For three nights a week, the exhibition is accompanied by live performances from members of the Academy, with repertoire and instruments dependent on the individuals playing. These 20-minute slots are informal gatherings in an anteroom off the main space where the audience can sit on benches or the floor, and are free to leave at any point to continue with their viewing. However, I would recommend staying for the full recital and doing so at the beginning of your tour, since you really are left with an affinity for the pictures and objects on display; I’m no expert in baroque instruments or styles and, bar appreciating a picture of a pretty girl in a nice dress sitting at a beautified virginal (a kind of harpsichord), I’m not sure that I would have got the most out of the images without the sensory boost of hearing what would have been going on in them.
You also get the chance to see the actual instruments being portrayed in the paintings with 17th century originals on show. The virginals come in all shapes and sizes, the viols look incredibly like modern day examples but with stubbier necks, and many of the lutes have amazingly ornate detailing. Next to their print incarnations, these are fascinating to see.
The viewing culminates with a series of boards that pick apart Vermeer’s techniques by digging into the details of particular paintings, right down to their etchings and his use of pigments, such as the expensive ultramarine that he so favours. These meticulous critiques highlight exactly what is going on in each picture and help you understand the skill involved in creating them. This is a very clever show from the National Gallery, allowing you to get the most out of a fairly small group of exhibits by enhancing your understanding. It is a calming, almost meditative display – thoughtful yet digestible – and highly worth a visit, be you musical or not.

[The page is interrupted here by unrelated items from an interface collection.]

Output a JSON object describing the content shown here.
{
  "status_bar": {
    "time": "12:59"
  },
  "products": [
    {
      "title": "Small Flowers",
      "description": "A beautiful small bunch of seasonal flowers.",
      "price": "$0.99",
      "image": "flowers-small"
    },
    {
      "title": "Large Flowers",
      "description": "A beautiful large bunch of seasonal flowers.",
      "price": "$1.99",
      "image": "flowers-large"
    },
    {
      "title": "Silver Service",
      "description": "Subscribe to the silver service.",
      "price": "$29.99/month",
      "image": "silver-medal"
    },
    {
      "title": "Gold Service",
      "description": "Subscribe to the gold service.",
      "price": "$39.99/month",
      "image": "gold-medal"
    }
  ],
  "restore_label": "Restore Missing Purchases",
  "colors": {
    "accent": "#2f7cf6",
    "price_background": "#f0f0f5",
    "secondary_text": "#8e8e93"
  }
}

Vermeer and Music: The Art of Love & Leisure at The National Gallery until 8th September 2013. Standard adult ticket £7.00. For tickets and more information about scheduled performances by the Academy of Ancient Music, visit the website.